7 comments:

Doc Ellis said...

Greetings, Dr Anderson

Shared

Thank you for writing this.

Doc Ellis 124

Anonymous said...

Another great blog, So you are telling me, That we don't have a Snowball Chance in hell of getting a fair trial, or our name Cleared.
What kind of justice is that, Where do we go from here. Surely there is still people, that want Justice for the Innocent.Put your self in their shoes, knowing you was serving time for something you did not do. That makes it hard.

Anonymous said...

Bill, I'm gonna have to part ways with you on this one, slightly. I have never seen a case where the US Supreme Court said it was okay to lie. The questions from the justices do not mean either that they lean that way or that they will vote that way. in fact, sometimes the ask questions becuase they anticipate what the counter arguments will be. The issue at hand is prosecutorial immunity. The US supreme court holding that a state has the right to grant immunity does not mean they are for or against such a law. It means they are ruling the state has the right to pass such a law. It has a harsh result no doubt but that is what states rights is all about. Clearly, the time has come to change the immunity laws, no question. I think that the US Supreme Court will uphold that as well. I am with you 100% that prosecutors need constraints and punishment for violating the constraints. They are the ones who should know better. The supreme court is not the place to change the law though. We should never rely on a court to pass laws. The blame for harsh results of a court applying the law should be squarely on the legislature.

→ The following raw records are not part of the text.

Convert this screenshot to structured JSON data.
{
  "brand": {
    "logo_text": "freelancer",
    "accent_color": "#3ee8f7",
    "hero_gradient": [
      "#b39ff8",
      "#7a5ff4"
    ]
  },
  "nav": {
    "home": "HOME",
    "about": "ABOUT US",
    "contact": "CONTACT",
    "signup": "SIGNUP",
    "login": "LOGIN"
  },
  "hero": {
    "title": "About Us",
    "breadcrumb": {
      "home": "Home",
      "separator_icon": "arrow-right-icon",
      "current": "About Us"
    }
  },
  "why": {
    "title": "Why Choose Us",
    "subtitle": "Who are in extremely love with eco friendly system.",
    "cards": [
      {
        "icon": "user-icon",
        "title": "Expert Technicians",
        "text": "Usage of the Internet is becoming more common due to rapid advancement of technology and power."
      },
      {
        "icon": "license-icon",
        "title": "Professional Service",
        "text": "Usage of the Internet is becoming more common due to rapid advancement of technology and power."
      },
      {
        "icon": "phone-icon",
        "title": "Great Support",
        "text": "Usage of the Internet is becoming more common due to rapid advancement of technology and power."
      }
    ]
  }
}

Bruce Hall said...

You presume that trials about truth and justice when they are about winning and losing.

Truth and justice are marketing terms for the court system. Winning and losing are the correct legal terms and recognized by both prosecutors and criminal defense lawyers.

Lying cannot occur; it is merely rearranging the reality of the occurrence. It is up to the jury to decide which reality is more believable, not which reality is truth. Documents are not truth; documents are pieces of paper that support reality that has been rearranged.

Hence, it means a loyal willingness to say that black is white .... But it means also the ability to believe that black is white, and more, to know that black is white, and to forget that one has ever believed the contrary.

William L. Anderson said...

Well, Bruce, if you ever are on trial, and the charges are false, I hope you remember that it is just a parliamentary debate and the jury will decide what is truth.

Are you saying that it is just fine for prosecutors to lie and fabricate "evidence," or are you saying that there is no such thing as truth?

Rob said...

Bruce, how is that characterization any different from George Orwell's definition of "doublethink" in the novel Nineteen Eighty-Four? Or is that your point?

Anonymous said...

http://blogs.forward.com/the-jew-and-the-carrot/134738/